How JustAnswer Works:
  • Ask an Expert
    Experts are full of valuable knowledge and are ready to help with any question. Credentials confirmed by a Fortune 500 verification firm.
  • Get a Professional Answer
    Via email, text message, or notification as you wait on our site.
    Ask follow up questions if you need to.
  • 100% Satisfaction Guarantee
    Rate the answer you receive.
Ask Anna Your Own Question
Anna
Anna, Pet Expert/Biologist
Category: Pet
Satisfied Customers: 11353
Experience:  40 yrs.: herps, pocket pets, rabbits, poultry, dogs, horses. Biology degree. Vet assistant.
6012901
Type Your Pet Question Here...
Anna is online now
A new question is answered every 9 seconds

My hamster is not moving but she is still warm and is breathing.

Resolved Question:

My hamster is not moving but she is still warm and is breathing. What can I do?
Submitted: 7 years ago.
Category: Pet
Expert:  Anna replied 7 years ago.
Hello,

I'm sorry to hear that your hamster isn't doing well.

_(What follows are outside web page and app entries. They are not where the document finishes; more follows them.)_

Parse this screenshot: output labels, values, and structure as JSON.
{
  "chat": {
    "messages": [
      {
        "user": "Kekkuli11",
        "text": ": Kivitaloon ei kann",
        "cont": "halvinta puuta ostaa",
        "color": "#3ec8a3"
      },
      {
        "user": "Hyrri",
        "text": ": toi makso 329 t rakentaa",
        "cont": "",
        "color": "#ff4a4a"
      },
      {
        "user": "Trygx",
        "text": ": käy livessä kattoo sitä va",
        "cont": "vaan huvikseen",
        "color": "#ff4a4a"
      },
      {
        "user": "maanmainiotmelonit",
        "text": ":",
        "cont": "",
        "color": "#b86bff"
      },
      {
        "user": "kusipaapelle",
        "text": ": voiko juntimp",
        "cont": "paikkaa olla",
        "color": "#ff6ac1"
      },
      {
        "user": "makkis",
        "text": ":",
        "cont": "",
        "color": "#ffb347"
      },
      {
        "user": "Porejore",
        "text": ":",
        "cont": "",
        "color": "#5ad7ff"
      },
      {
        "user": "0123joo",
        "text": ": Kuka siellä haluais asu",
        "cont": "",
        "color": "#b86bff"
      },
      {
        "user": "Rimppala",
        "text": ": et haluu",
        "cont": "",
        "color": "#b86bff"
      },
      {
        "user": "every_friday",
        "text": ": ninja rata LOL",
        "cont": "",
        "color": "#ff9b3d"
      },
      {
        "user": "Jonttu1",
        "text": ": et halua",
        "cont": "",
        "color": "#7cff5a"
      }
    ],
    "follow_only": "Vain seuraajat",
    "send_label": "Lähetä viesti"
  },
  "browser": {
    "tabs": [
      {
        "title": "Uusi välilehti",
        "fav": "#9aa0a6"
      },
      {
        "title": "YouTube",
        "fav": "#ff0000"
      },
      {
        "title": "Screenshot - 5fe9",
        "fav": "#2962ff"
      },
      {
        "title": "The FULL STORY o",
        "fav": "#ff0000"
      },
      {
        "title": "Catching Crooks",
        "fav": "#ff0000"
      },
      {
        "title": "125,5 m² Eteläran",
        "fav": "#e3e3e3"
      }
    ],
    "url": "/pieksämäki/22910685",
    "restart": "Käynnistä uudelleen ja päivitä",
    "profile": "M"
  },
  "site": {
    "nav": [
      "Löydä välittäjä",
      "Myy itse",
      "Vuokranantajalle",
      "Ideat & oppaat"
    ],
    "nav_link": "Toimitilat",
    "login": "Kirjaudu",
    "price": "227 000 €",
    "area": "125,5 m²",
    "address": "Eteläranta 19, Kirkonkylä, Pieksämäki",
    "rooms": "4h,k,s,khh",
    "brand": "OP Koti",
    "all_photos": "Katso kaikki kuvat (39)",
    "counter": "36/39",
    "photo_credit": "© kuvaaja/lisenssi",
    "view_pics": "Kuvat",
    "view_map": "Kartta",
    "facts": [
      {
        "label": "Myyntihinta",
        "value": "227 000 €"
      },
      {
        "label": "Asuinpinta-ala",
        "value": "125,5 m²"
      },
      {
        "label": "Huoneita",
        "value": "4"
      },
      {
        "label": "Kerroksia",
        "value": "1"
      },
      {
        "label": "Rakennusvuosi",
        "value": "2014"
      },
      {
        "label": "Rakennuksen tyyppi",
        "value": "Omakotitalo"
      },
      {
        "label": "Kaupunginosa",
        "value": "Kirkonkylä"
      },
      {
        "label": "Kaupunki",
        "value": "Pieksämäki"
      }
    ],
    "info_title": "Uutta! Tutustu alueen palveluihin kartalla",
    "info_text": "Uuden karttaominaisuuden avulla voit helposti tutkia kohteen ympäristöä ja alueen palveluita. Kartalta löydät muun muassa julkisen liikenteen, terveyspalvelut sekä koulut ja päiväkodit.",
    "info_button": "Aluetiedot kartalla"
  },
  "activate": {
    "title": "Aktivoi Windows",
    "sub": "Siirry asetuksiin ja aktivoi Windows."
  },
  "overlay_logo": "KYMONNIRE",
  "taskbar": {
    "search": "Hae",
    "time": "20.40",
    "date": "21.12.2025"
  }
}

You have apparently done a great job of taking care of her because she is the equivalent of a human in their 80's.

As hamsters get older, they become more prone to some diseases that can't be treated. The symptoms you're seeing are common with these illnesses, so that is definitely one possibility for what is wrong. Some of their organs can become embedded with minerals. They can develop cardiomyopathy and heart failure. Cancer and strokes become quite common. You can read more about hamster old age here:

http://www.hilltopanimalhospital.com/hamsters.htm

I'm afraid that your hamster most likely has one of these illnesses of old age. If after reading about the diseases of old age, you decide that's what's wrong, all you can do is keep her comfortable. You're already doing a good job of that. Of course, there's a possibility that this may be something treatable. To be sure, you'd need to make an appointment to see a vet. After an exam, the vet can determine if your hamster can be treated. If so, the proper treatment can begin. The following links will take you to directories of vets who treat small rodents. At the first site, you'll come to a log-in page. Sign in as 'Guest' and use 'Guest' as your password XXXXX well.


http://www.rmca.org/Vets/index.php?action=list


http://www.ratfanclub.org/vetref.html

If your hamster is a Syrian (teddy bear, golden, fancy) and your house got cold last night, she may ahve gone into hibernation. Hamsters will go into hibernation when they feel chilled. Even a few degrees drop in temperature overnight can cause it. It's not good for them to hibernate and wake up repeatedly, as it's hard on their bodies, so you do want to try to prevent it. Your hamster should be in a room where the temperature evenly stays around 70 degrees. If you don't have a room like that, you can buy one of the heating pads that are made to go underneath reptile cages. Most pet stores carry them. It would be put under the hamster's cage to maintain even warmth. The best way to warm a hibernating hamster is in your hands. As they come out of it, hamsters can shake violently. If your hamster is hibernating, it will take about 30 minutes to an hour of warming in your hands to bring her out of it.

If you have further questions, just let me know by clicking on REPLY. I do hope it will turn out that your hamster is only hibernating.

Anna



Customer: replied 7 years ago.
She is a Russian dwarf hamster. Do they hibernate. Do you think she would be in pain?
Expert:  Anna replied 7 years ago.
It's extremely rare for dwarf hamsters to hibernate. Temperatures have to get very cold to cause that, so no, she probably isn't hibernating. Since she is just lying there and not moving, I doubt that she's in pain. There's no way for us to be certain of that, though. If it worries you, you could take her to a vet to be euthanized. Local animal shelters sometimes offer euthanization as a public service at little or no cost, too. However, if this were my hamster, I think I would just let her be. If she's feeling anything at all, the trip to a vet would just cause additional stress. I suspect that she is only semi-conscious, and not in pain.

I'm sorry not to have better news for you. It's always painful to watch a beloved pet grow old and frail. The biggest drawback to these small pets is that they have such a short lifespan.

If I can offer you support in any other way, let me know.

Anna

Anna and other Pet Specialists are ready to help you